- **The problem**
Work out how many lines of the listing hold "avaliações" and return that number by itself.
(Source material)
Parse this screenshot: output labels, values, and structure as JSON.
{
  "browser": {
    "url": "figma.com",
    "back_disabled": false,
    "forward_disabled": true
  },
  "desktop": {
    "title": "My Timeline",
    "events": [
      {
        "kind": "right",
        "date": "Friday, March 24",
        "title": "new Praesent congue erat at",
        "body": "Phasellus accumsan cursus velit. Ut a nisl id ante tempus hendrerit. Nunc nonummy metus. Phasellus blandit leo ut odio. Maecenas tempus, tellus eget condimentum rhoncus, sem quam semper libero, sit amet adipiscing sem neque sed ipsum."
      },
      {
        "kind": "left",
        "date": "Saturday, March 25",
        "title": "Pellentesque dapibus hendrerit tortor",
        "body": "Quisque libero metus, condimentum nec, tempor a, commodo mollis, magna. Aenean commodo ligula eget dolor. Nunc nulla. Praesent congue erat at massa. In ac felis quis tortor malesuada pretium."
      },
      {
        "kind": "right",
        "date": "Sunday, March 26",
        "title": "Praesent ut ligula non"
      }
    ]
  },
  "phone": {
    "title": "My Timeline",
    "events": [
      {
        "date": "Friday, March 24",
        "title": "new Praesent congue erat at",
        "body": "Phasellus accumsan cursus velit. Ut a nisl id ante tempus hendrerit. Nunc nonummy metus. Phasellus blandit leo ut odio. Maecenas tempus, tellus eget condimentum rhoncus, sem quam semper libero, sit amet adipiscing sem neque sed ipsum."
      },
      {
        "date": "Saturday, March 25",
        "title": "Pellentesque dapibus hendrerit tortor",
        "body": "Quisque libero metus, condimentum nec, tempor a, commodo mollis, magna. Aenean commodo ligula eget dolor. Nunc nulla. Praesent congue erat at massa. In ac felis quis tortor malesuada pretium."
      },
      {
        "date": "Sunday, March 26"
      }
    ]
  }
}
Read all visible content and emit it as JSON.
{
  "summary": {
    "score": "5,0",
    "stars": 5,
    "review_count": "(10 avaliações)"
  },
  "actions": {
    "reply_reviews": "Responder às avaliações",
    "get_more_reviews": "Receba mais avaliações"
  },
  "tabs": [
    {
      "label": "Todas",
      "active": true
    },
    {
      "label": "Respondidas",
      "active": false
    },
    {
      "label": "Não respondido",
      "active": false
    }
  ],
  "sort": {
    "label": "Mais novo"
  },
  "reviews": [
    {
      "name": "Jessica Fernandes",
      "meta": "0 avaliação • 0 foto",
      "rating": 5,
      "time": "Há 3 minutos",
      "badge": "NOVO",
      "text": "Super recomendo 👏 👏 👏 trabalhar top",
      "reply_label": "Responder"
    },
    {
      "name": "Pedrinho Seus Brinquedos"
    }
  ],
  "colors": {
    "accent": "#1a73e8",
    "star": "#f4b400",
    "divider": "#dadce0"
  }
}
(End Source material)
- **Solution for this exercise**
3